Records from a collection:
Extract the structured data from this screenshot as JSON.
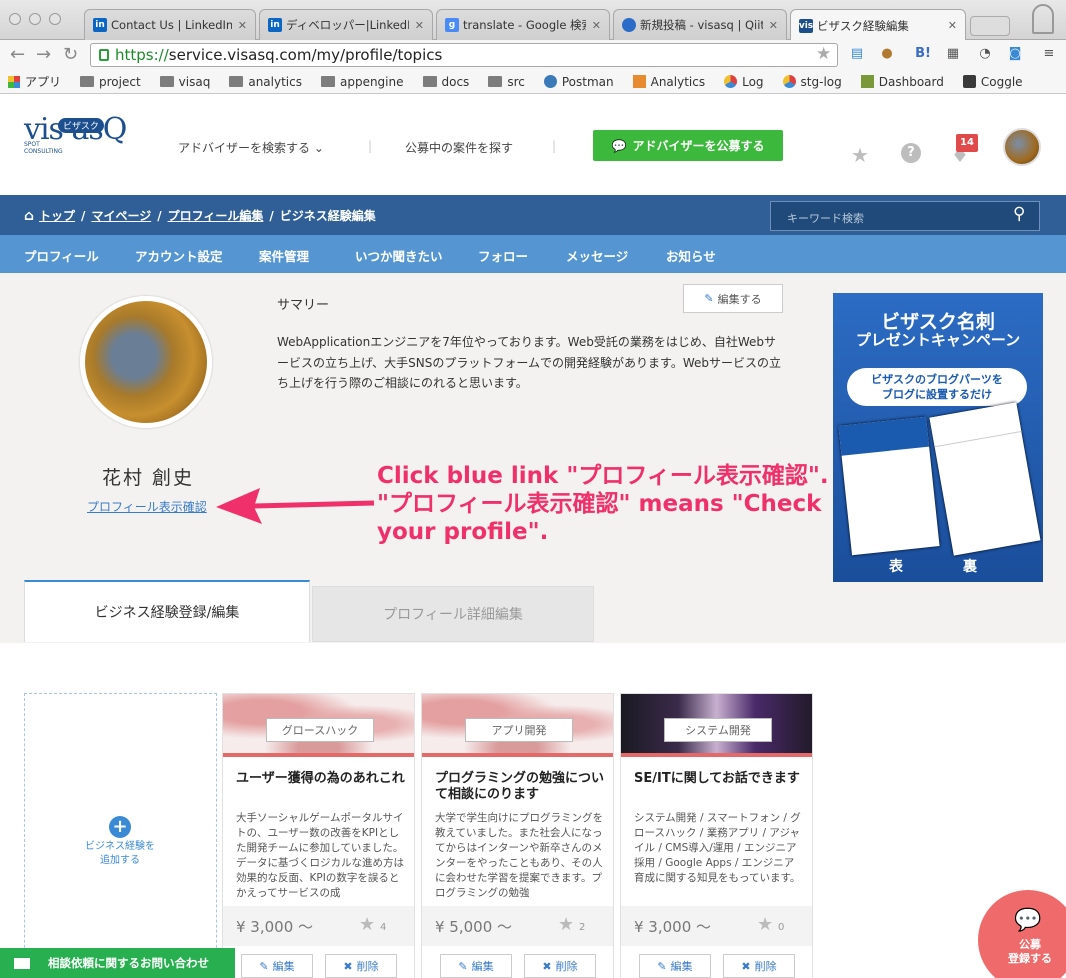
{
  "browser": {
    "tabs": [
      {
        "label": "Contact Us | LinkedIn H",
        "icon": "linkedin-icon"
      },
      {
        "label": "ディベロッパー|LinkedIn",
        "icon": "linkedin-icon"
      },
      {
        "label": "translate - Google 検索",
        "icon": "google-icon"
      },
      {
        "label": "新規投稿 - visasq | Qiita",
        "icon": "qiita-icon"
      },
      {
        "label": "ビザスク経験編集",
        "icon": "visasq-icon"
      }
    ],
    "url_scheme": "https://",
    "url_rest": "service.visasq.com/my/profile/topics",
    "bookmarks": [
      "アプリ",
      "project",
      "visaq",
      "analytics",
      "appengine",
      "docs",
      "src",
      "Postman",
      "Analytics",
      "Log",
      "stg-log",
      "Dashboard",
      "Coggle"
    ]
  },
  "header": {
    "logo": "vis asQ",
    "logo_badge": "ビザスク",
    "logo_sub": "SPOT\nCONSULTING",
    "nav_search": "アドバイザーを検索する ⌄",
    "nav_cases": "公募中の案件を探す",
    "cta": "アドバイザーを公募する",
    "notification_count": "14"
  },
  "breadcrumb": {
    "home": "トップ",
    "mypage": "マイページ",
    "profile_edit": "プロフィール編集",
    "current": "ビジネス経験編集"
  },
  "search": {
    "placeholder": "キーワード検索"
  },
  "menu": [
    "プロフィール",
    "アカウント設定",
    "案件管理",
    "いつか聞きたい",
    "フォロー",
    "メッセージ",
    "お知らせ"
  ],
  "profile": {
    "name": "花村 創史",
    "link": "プロフィール表示確認",
    "summary_label": "サマリー",
    "edit_label": "編集する",
    "summary_text": "WebApplicationエンジニアを7年位やっております。Web受託の業務をはじめ、自社Webサービスの立ち上げ、大手SNSのプラットフォームでの開発経験があります。Webサービスの立ち上げを行う際のご相談にのれると思います。"
  },
  "ad": {
    "title1": "ビザスク名刺",
    "title2": "プレゼントキャンペーン",
    "bubble": "ビザスクのブログパーツを\nブログに設置するだけ",
    "front": "表",
    "back": "裏"
  },
  "annotation": "Click blue link \"プロフィール表示確認\".\n\"プロフィール表示確認\" means \"Check\nyour profile\".",
  "tabs": {
    "active": "ビジネス経験登録/編集",
    "inactive": "プロフィール詳細編集"
  },
  "add_card": "ビジネス経験を\n追加する",
  "cards": [
    {
      "tag": "グロースハック",
      "title": "ユーザー獲得の為のあれこれ",
      "desc": "大手ソーシャルゲームポータルサイトの、ユーザー数の改善をKPIとした開発チームに参加していました。データに基づくロジカルな進め方は効果的な反面、KPIの数字を誤るとかえってサービスの成",
      "price": "¥ 3,000 〜",
      "stars": "4",
      "edit": "編集",
      "del": "削除"
    },
    {
      "tag": "アプリ開発",
      "title": "プログラミングの勉強について相談にのります",
      "desc": "大学で学生向けにプログラミングを教えていました。また社会人になってからはインターンや新卒さんのメンターをやったこともあり、その人に会わせた学習を提案できます。プログラミングの勉強",
      "price": "¥ 5,000 〜",
      "stars": "2",
      "edit": "編集",
      "del": "削除"
    },
    {
      "tag": "システム開発",
      "title": "SE/ITに関してお話できます",
      "desc": "システム開発 / スマートフォン / グロースハック / 業務アプリ / アジャイル / CMS導入/運用 / エンジニア採用 / Google Apps / エンジニア育成に関する知見をもっています。",
      "price": "¥ 3,000 〜",
      "stars": "0",
      "edit": "編集",
      "del": "削除"
    }
  ],
  "footer": {
    "contact": "相談依頼に関するお問い合わせ",
    "bubble": "公募\n登録する"
  }
}
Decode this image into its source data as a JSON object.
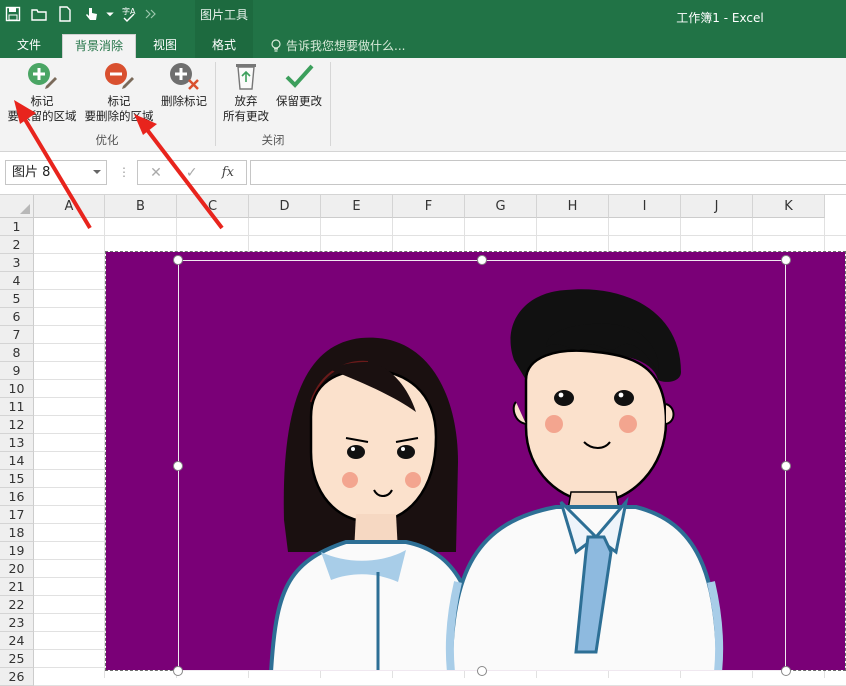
{
  "window": {
    "title": "工作簿1 - Excel",
    "context_group": "图片工具"
  },
  "tabs": [
    {
      "label": "文件"
    },
    {
      "label": "背景消除",
      "active": true
    },
    {
      "label": "视图"
    },
    {
      "label": "格式"
    }
  ],
  "tell_me": "告诉我您想要做什么...",
  "ribbon": {
    "mark_keep": {
      "line1": "标记",
      "line2": "要保留的区域"
    },
    "mark_remove": {
      "line1": "标记",
      "line2": "要删除的区域"
    },
    "delete_mark": {
      "line1": "删除标记"
    },
    "discard": {
      "line1": "放弃",
      "line2": "所有更改"
    },
    "keep": {
      "line1": "保留更改"
    },
    "group_refine": "优化",
    "group_close": "关闭"
  },
  "formula_bar": {
    "name_box": "图片 8",
    "dots": "⋮",
    "cancel": "✕",
    "enter": "✓",
    "fx": "fx",
    "value": ""
  },
  "columns": [
    "A",
    "B",
    "C",
    "D",
    "E",
    "F",
    "G",
    "H",
    "I",
    "J",
    "K"
  ],
  "rows": [
    "1",
    "2",
    "3",
    "4",
    "5",
    "6",
    "7",
    "8",
    "9",
    "10",
    "11",
    "12",
    "13",
    "14",
    "15",
    "16",
    "17",
    "18",
    "19",
    "20",
    "21",
    "22",
    "23",
    "24",
    "25",
    "26"
  ],
  "colors": {
    "excel_green": "#217346",
    "picture_bg": "#7a0077",
    "arrow": "#e8241d"
  }
}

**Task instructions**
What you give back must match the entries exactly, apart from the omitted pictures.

**Answer to this exercise**
Extract the structured data from this screenshot as JSON.
{
  "browser": {
    "tabs": [
      {
        "label": "Contact Us | LinkedIn H",
        "icon": "linkedin-icon"
      },
      {
        "label": "ディベロッパー|LinkedIn",
        "icon": "linkedin-icon"
      },
      {
        "label": "translate - Google 検索",
        "icon": "google-icon"
      },
      {
        "label": "新規投稿 - visasq | Qiita",
        "icon": "qiita-icon"
      },
      {
        "label": "ビザスク経験編集",
        "icon": "visasq-icon"
      }
    ],
    "url_scheme": "https://",
    "url_rest": "service.visasq.com/my/profile/topics",
    "bookmarks": [
      "アプリ",
      "project",
      "visaq",
      "analytics",
      "appengine",
      "docs",
      "src",
      "Postman",
      "Analytics",
      "Log",
      "stg-log",
      "Dashboard",
      "Coggle"
    ]
  },
  "header": {
    "logo": "vis asQ",
    "logo_badge": "ビザスク",
    "logo_sub": "SPOT\nCONSULTING",
    "nav_search": "アドバイザーを検索する ⌄",
    "nav_cases": "公募中の案件を探す",
    "cta": "アドバイザーを公募する",
    "notification_count": "14"
  },
  "breadcrumb": {
    "home": "トップ",
    "mypage": "マイページ",
    "profile_edit": "プロフィール編集",
    "current": "ビジネス経験編集"
  },
  "search": {
    "placeholder": "キーワード検索"
  },
  "menu": [
    "プロフィール",
    "アカウント設定",
    "案件管理",
    "いつか聞きたい",
    "フォロー",
    "メッセージ",
    "お知らせ"
  ],
  "profile": {
    "name": "花村 創史",
    "link": "プロフィール表示確認",
    "summary_label": "サマリー",
    "edit_label": "編集する",
    "summary_text": "WebApplicationエンジニアを7年位やっております。Web受託の業務をはじめ、自社Webサービスの立ち上げ、大手SNSのプラットフォームでの開発経験があります。Webサービスの立ち上げを行う際のご相談にのれると思います。"
  },
  "ad": {
    "title1": "ビザスク名刺",
    "title2": "プレゼントキャンペーン",
    "bubble": "ビザスクのブログパーツを\nブログに設置するだけ",
    "front": "表",
    "back": "裏"
  },
  "annotation": "Click blue link \"プロフィール表示確認\".\n\"プロフィール表示確認\" means \"Check\nyour profile\".",
  "tabs": {
    "active": "ビジネス経験登録/編集",
    "inactive": "プロフィール詳細編集"
  },
  "add_card": "ビジネス経験を\n追加する",
  "cards": [
    {
      "tag": "グロースハック",
      "title": "ユーザー獲得の為のあれこれ",
      "desc": "大手ソーシャルゲームポータルサイトの、ユーザー数の改善をKPIとした開発チームに参加していました。データに基づくロジカルな進め方は効果的な反面、KPIの数字を誤るとかえってサービスの成",
      "price": "¥ 3,000 〜",
      "stars": "4",
      "edit": "編集",
      "del": "削除"
    },
    {
      "tag": "アプリ開発",
      "title": "プログラミングの勉強について相談にのります",
      "desc": "大学で学生向けにプログラミングを教えていました。また社会人になってからはインターンや新卒さんのメンターをやったこともあり、その人に会わせた学習を提案できます。プログラミングの勉強",
      "price": "¥ 5,000 〜",
      "stars": "2",
      "edit": "編集",
      "del": "削除"
    },
    {
      "tag": "システム開発",
      "title": "SE/ITに関してお話できます",
      "desc": "システム開発 / スマートフォン / グロースハック / 業務アプリ / アジャイル / CMS導入/運用 / エンジニア採用 / Google Apps / エンジニア育成に関する知見をもっています。",
      "price": "¥ 3,000 〜",
      "stars": "0",
      "edit": "編集",
      "del": "削除"
    }
  ],
  "footer": {
    "contact": "相談依頼に関するお問い合わせ",
    "bubble": "公募\n登録する"
  }
}
Decode this image into its source data as a JSON object.
{
  "window": {
    "title": "工作簿1 - Excel",
    "context_group": "图片工具"
  },
  "tabs": [
    {
      "label": "文件"
    },
    {
      "label": "背景消除",
      "active": true
    },
    {
      "label": "视图"
    },
    {
      "label": "格式"
    }
  ],
  "tell_me": "告诉我您想要做什么...",
  "ribbon": {
    "mark_keep": {
      "line1": "标记",
      "line2": "要保留的区域"
    },
    "mark_remove": {
      "line1": "标记",
      "line2": "要删除的区域"
    },
    "delete_mark": {
      "line1": "删除标记"
    },
    "discard": {
      "line1": "放弃",
      "line2": "所有更改"
    },
    "keep": {
      "line1": "保留更改"
    },
    "group_refine": "优化",
    "group_close": "关闭"
  },
  "formula_bar": {
    "name_box": "图片 8",
    "dots": "⋮",
    "cancel": "✕",
    "enter": "✓",
    "fx": "fx",
    "value": ""
  },
  "columns": [
    "A",
    "B",
    "C",
    "D",
    "E",
    "F",
    "G",
    "H",
    "I",
    "J",
    "K"
  ],
  "rows": [
    "1",
    "2",
    "3",
    "4",
    "5",
    "6",
    "7",
    "8",
    "9",
    "10",
    "11",
    "12",
    "13",
    "14",
    "15",
    "16",
    "17",
    "18",
    "19",
    "20",
    "21",
    "22",
    "23",
    "24",
    "25",
    "26"
  ],
  "colors": {
    "excel_green": "#217346",
    "picture_bg": "#7a0077",
    "arrow": "#e8241d"
  }
}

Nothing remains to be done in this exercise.